The task calls for an exact retyping of the lines from the one holding "Decode this image" through the end of the listing, with pictures omitted and nothing added.

Data listing >>

* * *

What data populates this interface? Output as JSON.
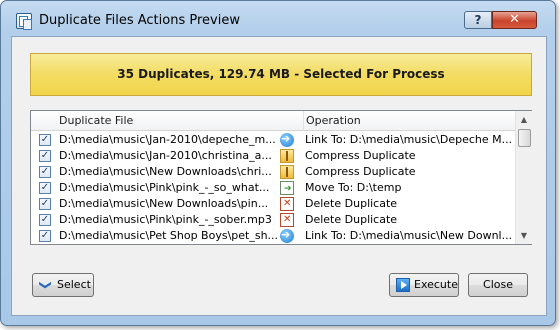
{
  "window": {
    "title": "Duplicate Files Actions Preview",
    "help_label": "?",
    "close_label": "✕"
  },
  "banner": {
    "text": "35 Duplicates, 129.74 MB - Selected For Process"
  },
  "table": {
    "columns": [
      "Duplicate File",
      "Operation"
    ],
    "rows": [
      {
        "checked": true,
        "file": "D:\\media\\music\\Jan-2010\\depeche_m...",
        "icon": "link-arrow-icon",
        "operation": "Link To: D:\\media\\music\\Depeche M..."
      },
      {
        "checked": true,
        "file": "D:\\media\\music\\Jan-2010\\christina_a...",
        "icon": "compress-icon",
        "operation": "Compress Duplicate"
      },
      {
        "checked": true,
        "file": "D:\\media\\music\\New Downloads\\chri...",
        "icon": "compress-icon",
        "operation": "Compress Duplicate"
      },
      {
        "checked": true,
        "file": "D:\\media\\music\\Pink\\pink_-_so_what...",
        "icon": "move-icon",
        "operation": "Move To: D:\\temp"
      },
      {
        "checked": true,
        "file": "D:\\media\\music\\New Downloads\\pin...",
        "icon": "delete-icon",
        "operation": "Delete Duplicate"
      },
      {
        "checked": true,
        "file": "D:\\media\\music\\Pink\\pink_-_sober.mp3",
        "icon": "delete-icon",
        "operation": "Delete Duplicate"
      },
      {
        "checked": true,
        "file": "D:\\media\\music\\Pet Shop Boys\\pet_sh...",
        "icon": "link-arrow-icon",
        "operation": "Link To: D:\\media\\music\\New Downl..."
      }
    ]
  },
  "buttons": {
    "select_label": "Select",
    "execute_label": "Execute",
    "close_label": "Close"
  },
  "scrollbar": {
    "up": "▲",
    "down": "▼"
  },
  "colors": {
    "banner": "#f3dc62",
    "link_icon": "#1f7ed1",
    "delete_icon": "#d23a12"
  }
}
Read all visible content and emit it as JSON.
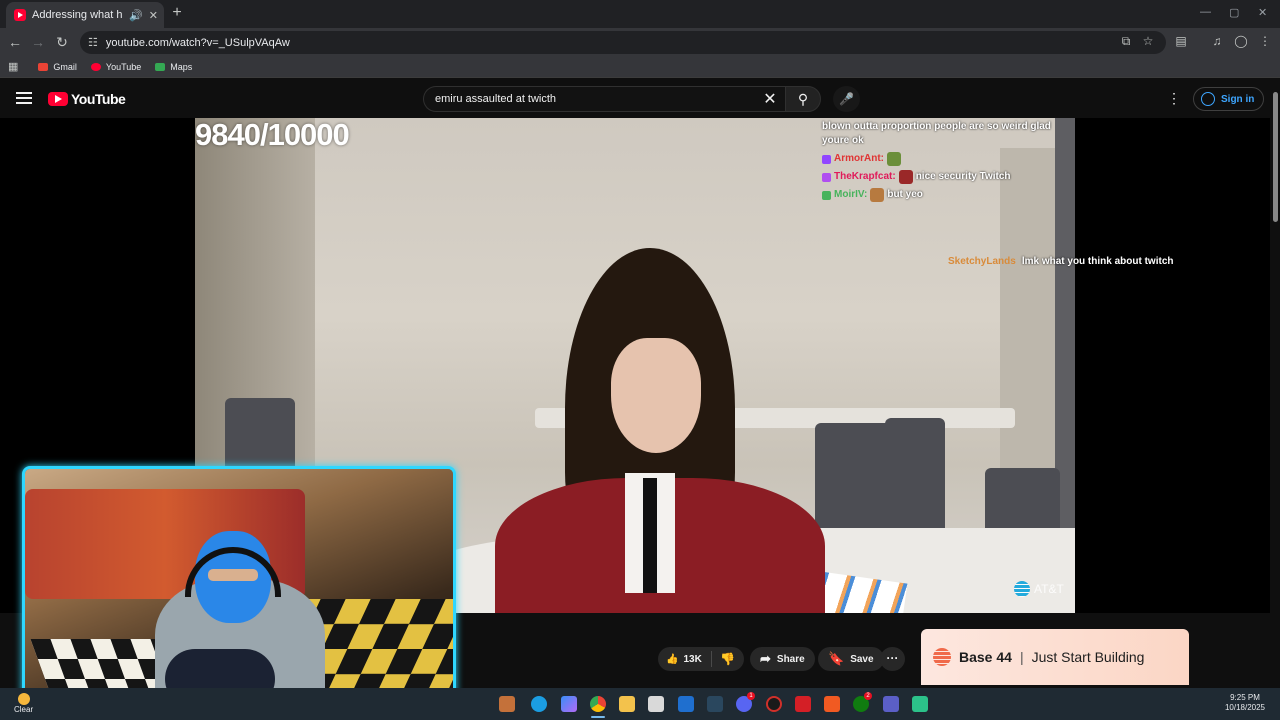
{
  "browser": {
    "tab_title": "Addressing what happened",
    "url": "youtube.com/watch?v=_USulpVAqAw",
    "bookmarks": [
      {
        "label": "Gmail",
        "color": "#ea4335"
      },
      {
        "label": "YouTube",
        "color": "#ff0033"
      },
      {
        "label": "Maps",
        "color": "#34a853"
      }
    ]
  },
  "youtube": {
    "logo_text": "YouTube",
    "search_query": "emiru assaulted at twicth",
    "sign_in_label": "Sign in"
  },
  "video": {
    "score_overlay": "9840/10000",
    "chat_top": "blown outta proportion people are so weird glad youre ok",
    "chat_lines": [
      {
        "user": "ArmorAnt:",
        "text": ""
      },
      {
        "user": "TheKrapfcat:",
        "text": "nice security Twitch"
      },
      {
        "user": "MoirIV:",
        "text": "but yeo"
      }
    ],
    "side_chat": {
      "user": "SketchyLands",
      "text": "lmk what you think about twitch"
    },
    "watermark": "AT&T"
  },
  "actions": {
    "likes": "13K",
    "share_label": "Share",
    "save_label": "Save"
  },
  "ad": {
    "brand": "Base 44",
    "separator": "|",
    "slogan": "Just Start Building"
  },
  "taskbar": {
    "weather_label": "Clear",
    "time": "9:25 PM",
    "date": "10/18/2025",
    "discord_badge": "1",
    "teams_badge": "2"
  },
  "colors": {
    "youtube_red": "#ff0033",
    "link_blue": "#3ea6ff",
    "webcam_border": "#2fd7ff"
  }
}
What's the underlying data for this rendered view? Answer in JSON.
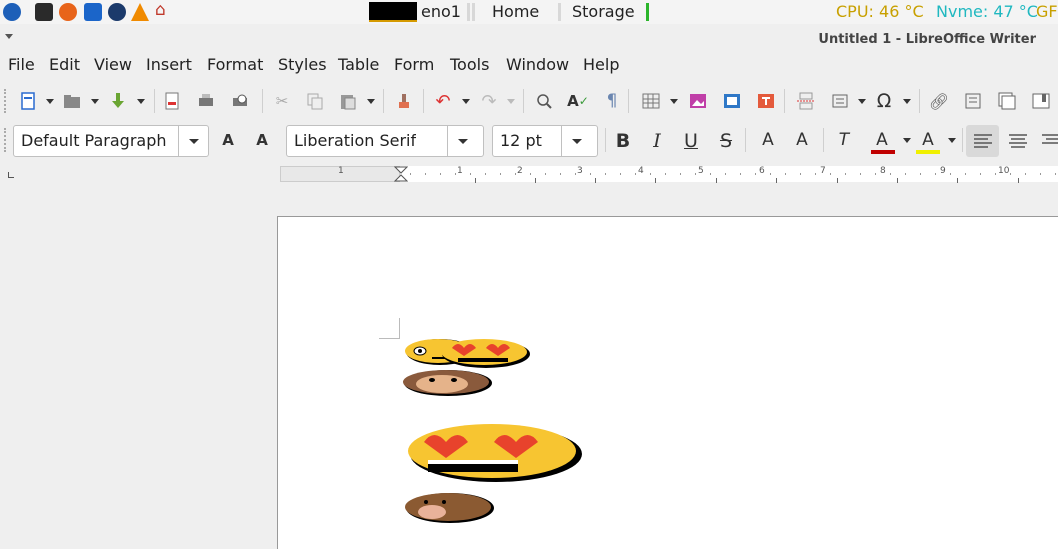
{
  "system_bar": {
    "net_interface": "eno1",
    "places": [
      "Home",
      "Storage"
    ],
    "cpu": "CPU: 46 °C",
    "nvme": "Nvme: 47 °C",
    "gpu_prefix": "GFX"
  },
  "window": {
    "title": "Untitled 1 - LibreOffice Writer"
  },
  "menu": [
    "File",
    "Edit",
    "View",
    "Insert",
    "Format",
    "Styles",
    "Table",
    "Form",
    "Tools",
    "Window",
    "Help"
  ],
  "formatting": {
    "paragraph_style": "Default Paragraph Style",
    "font_name": "Liberation Serif",
    "font_size": "12 pt",
    "bold": "B",
    "italic": "I",
    "underline": "U",
    "strike": "S"
  },
  "ruler": {
    "numbers": [
      "1",
      "1",
      "2",
      "3",
      "4",
      "5",
      "6",
      "7",
      "8",
      "9",
      "10"
    ]
  },
  "colors": {
    "cpu": "#c8a000",
    "nvme": "#20b8c0",
    "font_color": "#c00000",
    "highlight": "#f0f000",
    "storage_fill": "#2bb52b"
  },
  "document": {
    "images": [
      "wink-smiley-emoji",
      "heart-eyes-emoji",
      "monkey-face-emoji",
      "heart-eyes-emoji-large",
      "bear-face-emoji"
    ]
  }
}
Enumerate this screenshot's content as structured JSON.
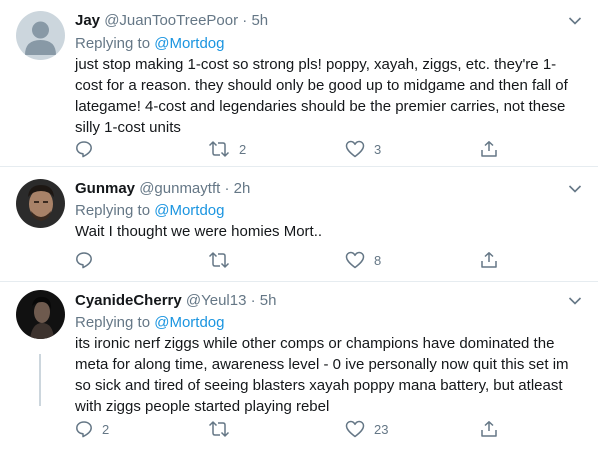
{
  "tweets": [
    {
      "name": "Jay",
      "handle": "@JuanTooTreePoor",
      "time": "· 5h",
      "replying_to_label": "Replying to",
      "mention": "@Mortdog",
      "text": "just stop making 1-cost so strong pls! poppy, xayah, ziggs, etc. they're 1-cost for a reason. they should only be good up to midgame and then fall of lategame! 4-cost and legendaries should be the premier carries, not these silly 1-cost units",
      "reply_count": "",
      "retweet_count": "2",
      "like_count": "3"
    },
    {
      "name": "Gunmay",
      "handle": "@gunmaytft",
      "time": "· 2h",
      "replying_to_label": "Replying to",
      "mention": "@Mortdog",
      "text": "Wait I thought we were homies Mort..",
      "reply_count": "",
      "retweet_count": "",
      "like_count": "8"
    },
    {
      "name": "CyanideCherry",
      "handle": "@Yeul13",
      "time": "· 5h",
      "replying_to_label": "Replying to",
      "mention": "@Mortdog",
      "text": "its ironic nerf ziggs while other comps or champions have dominated the meta for along time, awareness level - 0   ive personally now quit this set im so sick and tired of seeing blasters xayah poppy  mana battery, but atleast with ziggs people started playing rebel",
      "reply_count": "2",
      "retweet_count": "",
      "like_count": "23"
    }
  ],
  "icons": {
    "reply": "reply-icon",
    "retweet": "retweet-icon",
    "like": "like-icon",
    "share": "share-icon",
    "more": "chevron-down-icon"
  },
  "colors": {
    "link": "#1b95e0",
    "muted": "#657786",
    "text": "#14171a",
    "divider": "#e6ecf0"
  }
}
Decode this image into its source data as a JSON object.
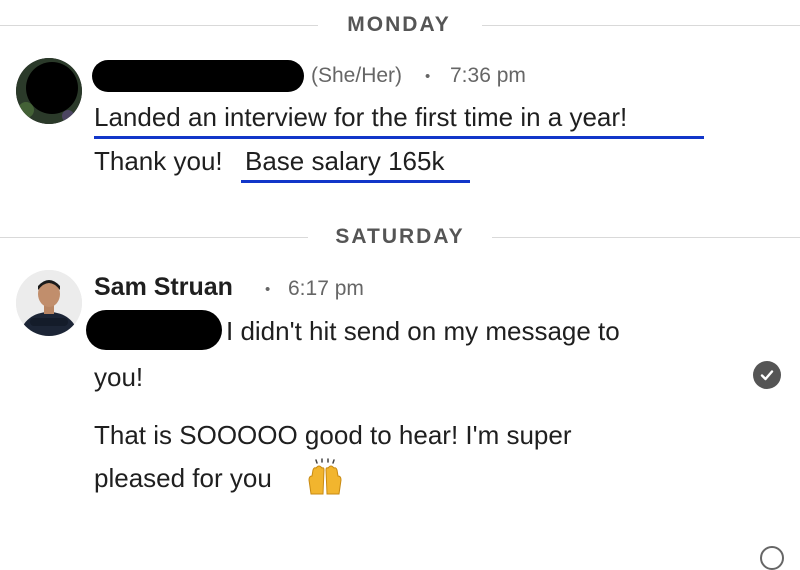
{
  "conversation": {
    "dividers": [
      {
        "label": "MONDAY"
      },
      {
        "label": "SATURDAY"
      }
    ],
    "message1": {
      "pronouns": "(She/Her)",
      "separator": "•",
      "time": "7:36 pm",
      "line1": "Landed an interview for the first time in a year!",
      "line2a": "Thank you!",
      "line2b": "Base salary 165k",
      "underline_color": "#1236c9"
    },
    "message2": {
      "sender": "Sam Struan",
      "separator": "•",
      "time": "6:17 pm",
      "line1": "I didn't hit send on my message to",
      "line2": "you!",
      "line3": "That is SOOOOO good to hear! I'm super",
      "line4": "pleased for you",
      "emoji": "raising-hands-emoji",
      "status_icon": "read-check-icon"
    }
  }
}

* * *

Your solution >>
Decode this image into its source data as a JSON object.
{
  "conversation": {
    "dividers": [
      {
        "label": "MONDAY"
      },
      {
        "label": "SATURDAY"
      }
    ],
    "message1": {
      "pronouns": "(She/Her)",
      "separator": "•",
      "time": "7:36 pm",
      "line1": "Landed an interview for the first time in a year!",
      "line2a": "Thank you!",
      "line2b": "Base salary 165k",
      "underline_color": "#1236c9"
    },
    "message2": {
      "sender": "Sam Struan",
      "separator": "•",
      "time": "6:17 pm",
      "line1": "I didn't hit send on my message to",
      "line2": "you!",
      "line3": "That is SOOOOO good to hear! I'm super",
      "line4": "pleased for you",
      "emoji": "raising-hands-emoji",
      "status_icon": "read-check-icon"
    }
  }
}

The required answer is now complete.